ABOUT THIS TASK
Among the entries that follow, count the lines that contain the word "Unidade" and say how many there are, writing nothing else.

RECORDS FOR PROCESSING
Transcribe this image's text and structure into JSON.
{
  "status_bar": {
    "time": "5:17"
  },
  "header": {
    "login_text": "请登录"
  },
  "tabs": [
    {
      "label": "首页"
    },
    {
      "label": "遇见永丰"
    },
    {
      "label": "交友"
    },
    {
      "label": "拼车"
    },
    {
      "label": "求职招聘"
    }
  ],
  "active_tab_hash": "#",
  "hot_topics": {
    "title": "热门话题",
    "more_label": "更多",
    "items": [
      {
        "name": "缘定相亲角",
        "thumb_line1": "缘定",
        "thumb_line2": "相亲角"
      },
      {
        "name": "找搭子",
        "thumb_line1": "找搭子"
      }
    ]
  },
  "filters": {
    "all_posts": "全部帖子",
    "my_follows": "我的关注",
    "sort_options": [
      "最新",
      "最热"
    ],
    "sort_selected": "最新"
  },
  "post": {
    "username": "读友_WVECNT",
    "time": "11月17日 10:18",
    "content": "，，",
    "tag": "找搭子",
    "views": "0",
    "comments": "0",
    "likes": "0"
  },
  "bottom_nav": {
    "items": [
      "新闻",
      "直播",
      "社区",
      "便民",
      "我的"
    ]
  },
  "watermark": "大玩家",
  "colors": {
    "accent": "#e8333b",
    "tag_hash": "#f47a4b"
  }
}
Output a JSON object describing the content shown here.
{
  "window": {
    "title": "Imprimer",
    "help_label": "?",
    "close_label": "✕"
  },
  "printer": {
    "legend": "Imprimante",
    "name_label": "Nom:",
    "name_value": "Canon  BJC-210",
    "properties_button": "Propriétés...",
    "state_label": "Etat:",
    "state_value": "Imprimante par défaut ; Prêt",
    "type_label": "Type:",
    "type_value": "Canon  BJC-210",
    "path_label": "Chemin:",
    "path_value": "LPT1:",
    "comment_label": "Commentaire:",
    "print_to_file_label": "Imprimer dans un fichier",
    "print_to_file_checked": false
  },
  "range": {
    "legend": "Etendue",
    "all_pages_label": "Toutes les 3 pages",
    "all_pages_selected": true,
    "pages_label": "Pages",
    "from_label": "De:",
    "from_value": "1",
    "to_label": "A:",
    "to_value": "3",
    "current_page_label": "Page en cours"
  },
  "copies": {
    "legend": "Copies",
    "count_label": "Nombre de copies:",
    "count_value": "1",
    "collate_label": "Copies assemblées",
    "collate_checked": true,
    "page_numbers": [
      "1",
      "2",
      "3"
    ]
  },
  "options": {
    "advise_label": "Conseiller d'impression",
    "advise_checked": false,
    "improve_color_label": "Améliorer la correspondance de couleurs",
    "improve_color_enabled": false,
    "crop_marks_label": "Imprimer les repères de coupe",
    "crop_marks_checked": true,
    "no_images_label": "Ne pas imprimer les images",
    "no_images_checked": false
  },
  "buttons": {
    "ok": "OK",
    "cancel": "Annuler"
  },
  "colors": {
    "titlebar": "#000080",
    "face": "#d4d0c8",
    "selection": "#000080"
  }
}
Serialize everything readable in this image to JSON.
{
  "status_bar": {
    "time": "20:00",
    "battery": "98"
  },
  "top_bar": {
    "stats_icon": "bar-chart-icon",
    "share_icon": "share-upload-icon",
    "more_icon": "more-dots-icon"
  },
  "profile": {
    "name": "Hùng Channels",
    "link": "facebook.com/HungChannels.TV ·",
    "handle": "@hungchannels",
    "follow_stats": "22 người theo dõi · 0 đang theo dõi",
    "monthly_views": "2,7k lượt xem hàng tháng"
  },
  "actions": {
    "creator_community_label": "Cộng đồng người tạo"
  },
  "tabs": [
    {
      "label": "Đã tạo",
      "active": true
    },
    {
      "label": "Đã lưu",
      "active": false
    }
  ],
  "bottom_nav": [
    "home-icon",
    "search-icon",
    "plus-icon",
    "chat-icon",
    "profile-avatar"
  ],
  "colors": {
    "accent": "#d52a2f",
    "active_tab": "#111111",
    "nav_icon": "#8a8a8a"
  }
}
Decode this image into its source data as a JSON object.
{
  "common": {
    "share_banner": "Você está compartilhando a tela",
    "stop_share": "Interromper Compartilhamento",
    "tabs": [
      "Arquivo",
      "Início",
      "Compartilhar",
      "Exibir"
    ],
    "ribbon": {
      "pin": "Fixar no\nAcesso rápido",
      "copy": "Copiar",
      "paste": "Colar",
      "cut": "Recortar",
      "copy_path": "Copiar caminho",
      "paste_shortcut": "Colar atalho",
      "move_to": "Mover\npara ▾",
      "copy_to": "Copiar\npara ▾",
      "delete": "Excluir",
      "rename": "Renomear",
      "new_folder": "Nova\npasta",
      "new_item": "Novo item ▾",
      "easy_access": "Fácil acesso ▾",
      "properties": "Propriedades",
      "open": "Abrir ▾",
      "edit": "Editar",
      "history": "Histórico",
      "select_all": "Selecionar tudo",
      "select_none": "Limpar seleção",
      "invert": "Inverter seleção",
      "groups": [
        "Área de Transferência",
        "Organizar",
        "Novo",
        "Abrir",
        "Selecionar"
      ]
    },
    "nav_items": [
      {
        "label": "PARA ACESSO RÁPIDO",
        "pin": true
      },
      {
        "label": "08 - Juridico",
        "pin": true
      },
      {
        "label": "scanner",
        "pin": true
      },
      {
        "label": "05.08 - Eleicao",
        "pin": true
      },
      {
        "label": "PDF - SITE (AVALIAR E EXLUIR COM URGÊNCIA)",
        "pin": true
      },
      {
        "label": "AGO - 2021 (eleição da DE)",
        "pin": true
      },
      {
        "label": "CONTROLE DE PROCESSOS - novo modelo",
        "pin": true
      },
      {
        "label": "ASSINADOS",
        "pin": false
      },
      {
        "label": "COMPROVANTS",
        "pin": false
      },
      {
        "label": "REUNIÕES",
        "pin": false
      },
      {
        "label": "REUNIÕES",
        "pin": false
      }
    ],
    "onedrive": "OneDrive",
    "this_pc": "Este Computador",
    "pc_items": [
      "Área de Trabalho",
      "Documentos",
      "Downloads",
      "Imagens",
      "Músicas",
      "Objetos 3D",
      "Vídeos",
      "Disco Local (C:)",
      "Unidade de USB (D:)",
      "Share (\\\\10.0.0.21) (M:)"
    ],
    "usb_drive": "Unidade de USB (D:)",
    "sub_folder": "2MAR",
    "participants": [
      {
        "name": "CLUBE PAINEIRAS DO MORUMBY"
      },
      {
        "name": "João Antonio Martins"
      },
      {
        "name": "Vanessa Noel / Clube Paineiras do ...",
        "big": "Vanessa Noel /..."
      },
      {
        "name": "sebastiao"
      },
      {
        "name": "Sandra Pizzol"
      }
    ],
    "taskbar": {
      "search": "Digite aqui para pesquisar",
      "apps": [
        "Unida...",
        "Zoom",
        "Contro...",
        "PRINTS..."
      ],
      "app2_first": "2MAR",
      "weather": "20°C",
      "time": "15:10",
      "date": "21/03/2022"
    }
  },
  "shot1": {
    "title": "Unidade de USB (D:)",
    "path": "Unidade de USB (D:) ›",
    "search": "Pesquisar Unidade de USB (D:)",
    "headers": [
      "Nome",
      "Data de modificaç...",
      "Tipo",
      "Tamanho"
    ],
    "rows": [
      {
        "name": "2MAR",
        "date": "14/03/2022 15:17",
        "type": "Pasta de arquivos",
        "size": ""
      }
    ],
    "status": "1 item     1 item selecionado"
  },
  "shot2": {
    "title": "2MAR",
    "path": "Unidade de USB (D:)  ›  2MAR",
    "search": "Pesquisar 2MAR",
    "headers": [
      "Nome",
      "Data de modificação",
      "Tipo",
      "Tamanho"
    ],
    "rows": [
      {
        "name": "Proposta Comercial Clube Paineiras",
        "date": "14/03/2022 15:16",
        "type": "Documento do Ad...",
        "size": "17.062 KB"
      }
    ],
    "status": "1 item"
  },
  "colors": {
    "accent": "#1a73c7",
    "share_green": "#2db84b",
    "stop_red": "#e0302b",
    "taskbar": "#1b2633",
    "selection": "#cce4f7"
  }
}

RESPONSE TO THIS EXERCISE
6